§ **WORK TO BE COMPLETED**: In the entries below, find the lines that contain the word "solenoid" and copy them.

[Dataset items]
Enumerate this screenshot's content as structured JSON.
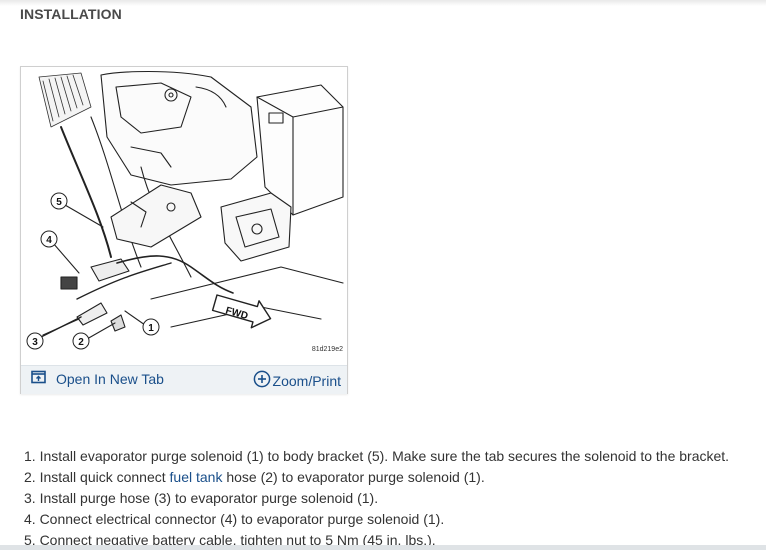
{
  "section": {
    "heading": "INSTALLATION"
  },
  "figure": {
    "figure_id": "81d219e2",
    "callouts": [
      "1",
      "2",
      "3",
      "4",
      "5"
    ],
    "direction_label": "FWD",
    "open_tab_label": "Open In New Tab",
    "zoom_label": "Zoom/Print"
  },
  "steps": [
    {
      "text": "1. Install evaporator purge solenoid (1) to body bracket (5). Make sure the tab secures the solenoid to the bracket."
    },
    {
      "pre": "2. Install quick connect ",
      "link": "fuel tank",
      "post": " hose (2) to evaporator purge solenoid (1)."
    },
    {
      "text": "3. Install purge hose (3) to evaporator purge solenoid (1)."
    },
    {
      "text": "4. Connect electrical connector (4) to evaporator purge solenoid (1)."
    },
    {
      "text": "5. Connect negative battery cable, tighten nut to 5 Nm (45 in. lbs.)."
    }
  ],
  "colors": {
    "link": "#1a4f8a",
    "toolbar_bg": "#eef2f5"
  },
  "icons": {
    "open_tab": "open-in-new-tab-icon",
    "zoom": "zoom-plus-icon"
  }
}
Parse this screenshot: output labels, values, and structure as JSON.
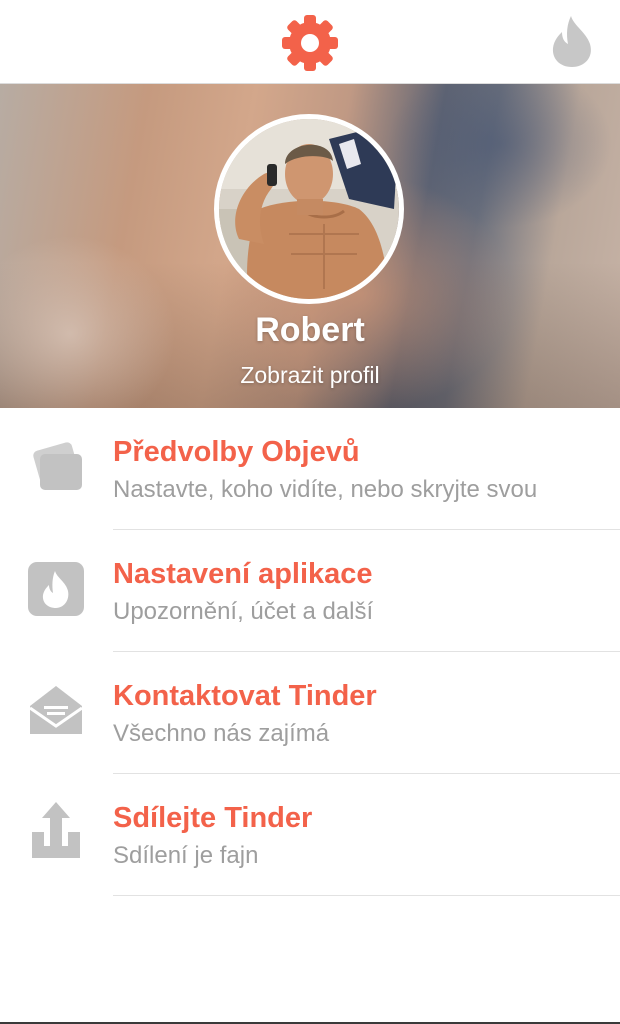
{
  "topbar": {
    "settings_icon": "gear-icon",
    "tinder_icon": "flame-icon",
    "accent_color": "#f3624a",
    "inactive_color": "#c7c7c7"
  },
  "profile": {
    "name": "Robert",
    "view_profile": "Zobrazit profil"
  },
  "menu": {
    "items": [
      {
        "title": "Předvolby Objevů",
        "subtitle": "Nastavte, koho vidíte, nebo skryjte svou",
        "icon": "cards-icon"
      },
      {
        "title": "Nastavení aplikace",
        "subtitle": "Upozornění, účet a další",
        "icon": "flame-square-icon"
      },
      {
        "title": "Kontaktovat Tinder",
        "subtitle": "Všechno nás zajímá",
        "icon": "envelope-icon"
      },
      {
        "title": "Sdílejte Tinder",
        "subtitle": "Sdílení je fajn",
        "icon": "share-icon"
      }
    ]
  }
}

§ **WRITTEN SOLUTION**:
      "text": "1. Install evaporator purge solenoid (1) to body bracket (5). Make sure the tab secures the solenoid to the bracket."
      "post": " hose (2) to evaporator purge solenoid (1)."
      "text": "3. Install purge hose (3) to evaporator purge solenoid (1)."
      "text": "4. Connect electrical connector (4) to evaporator purge solenoid (1)."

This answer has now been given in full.